Celebrity Kelly Rutherford fought a similar battle over residential custody of her children. According to Rutherford, her children were visiting her ex-husband in France for the summer. When the commencement of the trip came her ex-husband refused to return the children to America and a judge ruled that the children would live with her ex-husband in his native home. While they have joint legal custody, Kelly can only see her children in France. International custody battles are heart wrenching and more common than most of us realize.

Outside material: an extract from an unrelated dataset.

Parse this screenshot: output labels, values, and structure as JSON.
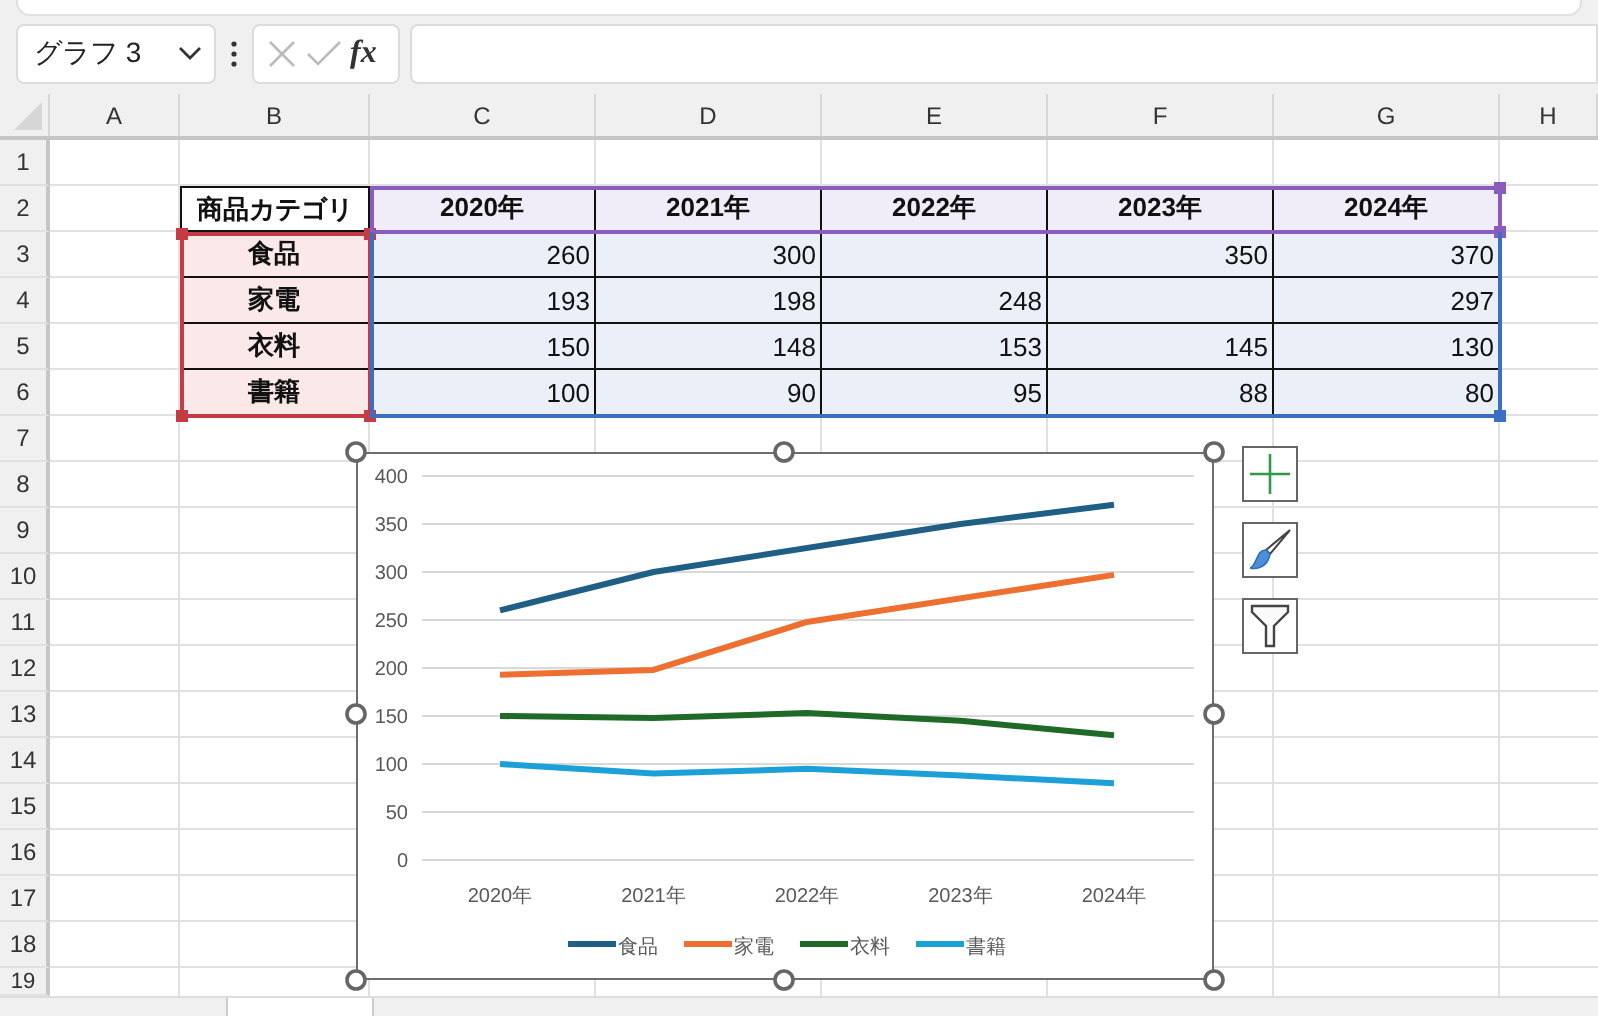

This is quite a bizarre case. I agree with Isaias and have to say that it is morally and legally inappropriate to recognize T’s rights. T has not shown any evidence to prove that he has any right to the child here. There is only circumstantial evidence, which should not be considered enough for T to claim any right over the child. I believe T should’ve at least had to prove his parental rights over the child through a DNA test. It is absurd to give him parental rights over the child without any legal basis. Essentially, he was able to claim parental rights simply because he said he has parental rights over the child. This cannot stand because it would open the flood gates. It would allow people to simply claim parental rights over children without any legal basis. Furthermore, people like the mother in this case would be at the mercy of strangers claiming that a child is theirs. There would undoubtedly be some form of trauma to both the losing parent and the child.